Every entry below should be printed again exactly as it reads.
==================================================
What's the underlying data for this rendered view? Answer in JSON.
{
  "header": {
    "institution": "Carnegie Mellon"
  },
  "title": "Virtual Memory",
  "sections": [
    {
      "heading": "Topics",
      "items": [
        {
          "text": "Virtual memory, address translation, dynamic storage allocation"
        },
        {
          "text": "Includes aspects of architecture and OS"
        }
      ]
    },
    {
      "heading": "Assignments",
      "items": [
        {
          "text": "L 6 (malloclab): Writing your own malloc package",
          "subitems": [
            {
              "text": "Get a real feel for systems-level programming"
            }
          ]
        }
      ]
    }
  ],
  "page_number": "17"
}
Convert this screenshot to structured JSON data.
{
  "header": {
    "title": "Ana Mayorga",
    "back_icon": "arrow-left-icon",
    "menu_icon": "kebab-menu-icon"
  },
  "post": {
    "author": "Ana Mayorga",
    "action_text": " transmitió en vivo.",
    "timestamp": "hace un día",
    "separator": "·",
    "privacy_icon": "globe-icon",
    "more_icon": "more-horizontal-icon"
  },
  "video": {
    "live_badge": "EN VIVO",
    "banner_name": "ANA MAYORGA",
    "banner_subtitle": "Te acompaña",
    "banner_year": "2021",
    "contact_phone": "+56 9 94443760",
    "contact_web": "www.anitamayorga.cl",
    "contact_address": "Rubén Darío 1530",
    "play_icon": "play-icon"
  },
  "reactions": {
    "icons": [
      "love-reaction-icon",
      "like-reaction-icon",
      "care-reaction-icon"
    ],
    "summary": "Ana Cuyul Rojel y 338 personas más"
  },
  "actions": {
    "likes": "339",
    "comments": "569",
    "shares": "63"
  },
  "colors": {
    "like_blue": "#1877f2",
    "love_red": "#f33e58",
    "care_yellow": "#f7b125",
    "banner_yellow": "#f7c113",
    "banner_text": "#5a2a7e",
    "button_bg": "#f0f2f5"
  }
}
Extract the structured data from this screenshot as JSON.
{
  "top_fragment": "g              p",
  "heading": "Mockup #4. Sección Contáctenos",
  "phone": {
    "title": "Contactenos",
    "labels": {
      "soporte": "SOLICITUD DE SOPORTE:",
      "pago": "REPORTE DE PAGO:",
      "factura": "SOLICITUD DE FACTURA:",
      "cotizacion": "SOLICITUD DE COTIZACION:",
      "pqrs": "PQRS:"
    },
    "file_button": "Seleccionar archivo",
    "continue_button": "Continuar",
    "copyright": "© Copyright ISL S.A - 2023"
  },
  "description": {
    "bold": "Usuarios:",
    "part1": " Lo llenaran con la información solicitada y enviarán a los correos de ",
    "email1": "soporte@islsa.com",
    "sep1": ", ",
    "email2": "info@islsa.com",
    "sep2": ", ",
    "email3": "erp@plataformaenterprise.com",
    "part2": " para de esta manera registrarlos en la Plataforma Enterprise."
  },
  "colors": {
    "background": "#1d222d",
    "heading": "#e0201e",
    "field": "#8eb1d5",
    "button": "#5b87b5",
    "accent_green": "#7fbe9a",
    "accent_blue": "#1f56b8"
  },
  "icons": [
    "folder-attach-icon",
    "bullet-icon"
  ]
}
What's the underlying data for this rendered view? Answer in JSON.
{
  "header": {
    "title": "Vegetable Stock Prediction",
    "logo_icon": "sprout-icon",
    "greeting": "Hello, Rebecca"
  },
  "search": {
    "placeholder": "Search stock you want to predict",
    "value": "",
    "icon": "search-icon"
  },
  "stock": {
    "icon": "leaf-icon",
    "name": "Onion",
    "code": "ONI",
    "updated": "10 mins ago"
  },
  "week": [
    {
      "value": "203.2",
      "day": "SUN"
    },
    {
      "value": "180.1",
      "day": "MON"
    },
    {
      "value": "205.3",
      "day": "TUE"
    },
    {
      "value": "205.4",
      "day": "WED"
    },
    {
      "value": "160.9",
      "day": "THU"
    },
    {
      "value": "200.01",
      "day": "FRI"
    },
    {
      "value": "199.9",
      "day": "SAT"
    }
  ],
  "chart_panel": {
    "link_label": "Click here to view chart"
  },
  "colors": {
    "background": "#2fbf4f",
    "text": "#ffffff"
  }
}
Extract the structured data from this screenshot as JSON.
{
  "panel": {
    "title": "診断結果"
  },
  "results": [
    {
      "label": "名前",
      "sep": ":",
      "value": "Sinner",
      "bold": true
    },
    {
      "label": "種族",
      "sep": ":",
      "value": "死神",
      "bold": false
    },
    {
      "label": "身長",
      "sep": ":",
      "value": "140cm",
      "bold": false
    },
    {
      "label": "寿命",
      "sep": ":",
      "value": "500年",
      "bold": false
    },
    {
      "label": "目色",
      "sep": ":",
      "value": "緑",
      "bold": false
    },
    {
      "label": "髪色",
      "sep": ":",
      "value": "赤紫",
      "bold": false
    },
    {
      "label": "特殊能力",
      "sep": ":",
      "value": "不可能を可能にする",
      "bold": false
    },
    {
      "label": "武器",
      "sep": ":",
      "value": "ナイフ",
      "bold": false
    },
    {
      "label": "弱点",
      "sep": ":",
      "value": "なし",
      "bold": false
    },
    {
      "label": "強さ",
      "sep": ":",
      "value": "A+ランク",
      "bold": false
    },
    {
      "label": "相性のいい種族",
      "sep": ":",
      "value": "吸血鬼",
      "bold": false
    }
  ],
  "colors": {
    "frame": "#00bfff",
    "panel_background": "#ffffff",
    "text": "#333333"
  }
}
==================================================
• **The answer**
What's the underlying data for this rendered view? Answer in JSON.
{
  "header": {
    "institution": "Carnegie Mellon"
  },
  "title": "Virtual Memory",
  "sections": [
    {
      "heading": "Topics",
      "items": [
        {
          "text": "Virtual memory, address translation, dynamic storage allocation"
        },
        {
          "text": "Includes aspects of architecture and OS"
        }
      ]
    },
    {
      "heading": "Assignments",
      "items": [
        {
          "text": "L 6 (malloclab): Writing your own malloc package",
          "subitems": [
            {
              "text": "Get a real feel for systems-level programming"
            }
          ]
        }
      ]
    }
  ],
  "page_number": "17"
}
Convert this screenshot to structured JSON data.
{
  "header": {
    "title": "Ana Mayorga",
    "back_icon": "arrow-left-icon",
    "menu_icon": "kebab-menu-icon"
  },
  "post": {
    "author": "Ana Mayorga",
    "action_text": " transmitió en vivo.",
    "timestamp": "hace un día",
    "separator": "·",
    "privacy_icon": "globe-icon",
    "more_icon": "more-horizontal-icon"
  },
  "video": {
    "live_badge": "EN VIVO",
    "banner_name": "ANA MAYORGA",
    "banner_subtitle": "Te acompaña",
    "banner_year": "2021",
    "contact_phone": "+56 9 94443760",
    "contact_web": "www.anitamayorga.cl",
    "contact_address": "Rubén Darío 1530",
    "play_icon": "play-icon"
  },
  "reactions": {
    "icons": [
      "love-reaction-icon",
      "like-reaction-icon",
      "care-reaction-icon"
    ],
    "summary": "Ana Cuyul Rojel y 338 personas más"
  },
  "actions": {
    "likes": "339",
    "comments": "569",
    "shares": "63"
  },
  "colors": {
    "like_blue": "#1877f2",
    "love_red": "#f33e58",
    "care_yellow": "#f7b125",
    "banner_yellow": "#f7c113",
    "banner_text": "#5a2a7e",
    "button_bg": "#f0f2f5"
  }
}
Extract the structured data from this screenshot as JSON.
{
  "top_fragment": "g              p",
  "heading": "Mockup #4. Sección Contáctenos",
  "phone": {
    "title": "Contactenos",
    "labels": {
      "soporte": "SOLICITUD DE SOPORTE:",
      "pago": "REPORTE DE PAGO:",
      "factura": "SOLICITUD DE FACTURA:",
      "cotizacion": "SOLICITUD DE COTIZACION:",
      "pqrs": "PQRS:"
    },
    "file_button": "Seleccionar archivo",
    "continue_button": "Continuar",
    "copyright": "© Copyright ISL S.A - 2023"
  },
  "description": {
    "bold": "Usuarios:",
    "part1": " Lo llenaran con la información solicitada y enviarán a los correos de ",
    "email1": "soporte@islsa.com",
    "sep1": ", ",
    "email2": "info@islsa.com",
    "sep2": ", ",
    "email3": "erp@plataformaenterprise.com",
    "part2": " para de esta manera registrarlos en la Plataforma Enterprise."
  },
  "colors": {
    "background": "#1d222d",
    "heading": "#e0201e",
    "field": "#8eb1d5",
    "button": "#5b87b5",
    "accent_green": "#7fbe9a",
    "accent_blue": "#1f56b8"
  },
  "icons": [
    "folder-attach-icon",
    "bullet-icon"
  ]
}
What's the underlying data for this rendered view? Answer in JSON.
{
  "header": {
    "title": "Vegetable Stock Prediction",
    "logo_icon": "sprout-icon",
    "greeting": "Hello, Rebecca"
  },
  "search": {
    "placeholder": "Search stock you want to predict",
    "value": "",
    "icon": "search-icon"
  },
  "stock": {
    "icon": "leaf-icon",
    "name": "Onion",
    "code": "ONI",
    "updated": "10 mins ago"
  },
  "week": [
    {
      "value": "203.2",
      "day": "SUN"
    },
    {
      "value": "180.1",
      "day": "MON"
    },
    {
      "value": "205.3",
      "day": "TUE"
    },
    {
      "value": "205.4",
      "day": "WED"
    },
    {
      "value": "160.9",
      "day": "THU"
    },
    {
      "value": "200.01",
      "day": "FRI"
    },
    {
      "value": "199.9",
      "day": "SAT"
    }
  ],
  "chart_panel": {
    "link_label": "Click here to view chart"
  },
  "colors": {
    "background": "#2fbf4f",
    "text": "#ffffff"
  }
}
Extract the structured data from this screenshot as JSON.
{
  "panel": {
    "title": "診断結果"
  },
  "results": [
    {
      "label": "名前",
      "sep": ":",
      "value": "Sinner",
      "bold": true
    },
    {
      "label": "種族",
      "sep": ":",
      "value": "死神",
      "bold": false
    },
    {
      "label": "身長",
      "sep": ":",
      "value": "140cm",
      "bold": false
    },
    {
      "label": "寿命",
      "sep": ":",
      "value": "500年",
      "bold": false
    },
    {
      "label": "目色",
      "sep": ":",
      "value": "緑",
      "bold": false
    },
    {
      "label": "髪色",
      "sep": ":",
      "value": "赤紫",
      "bold": false
    },
    {
      "label": "特殊能力",
      "sep": ":",
      "value": "不可能を可能にする",
      "bold": false
    },
    {
      "label": "武器",
      "sep": ":",
      "value": "ナイフ",
      "bold": false
    },
    {
      "label": "弱点",
      "sep": ":",
      "value": "なし",
      "bold": false
    },
    {
      "label": "強さ",
      "sep": ":",
      "value": "A+ランク",
      "bold": false
    },
    {
      "label": "相性のいい種族",
      "sep": ":",
      "value": "吸血鬼",
      "bold": false
    }
  ],
  "colors": {
    "frame": "#00bfff",
    "panel_background": "#ffffff",
    "text": "#333333"
  }
}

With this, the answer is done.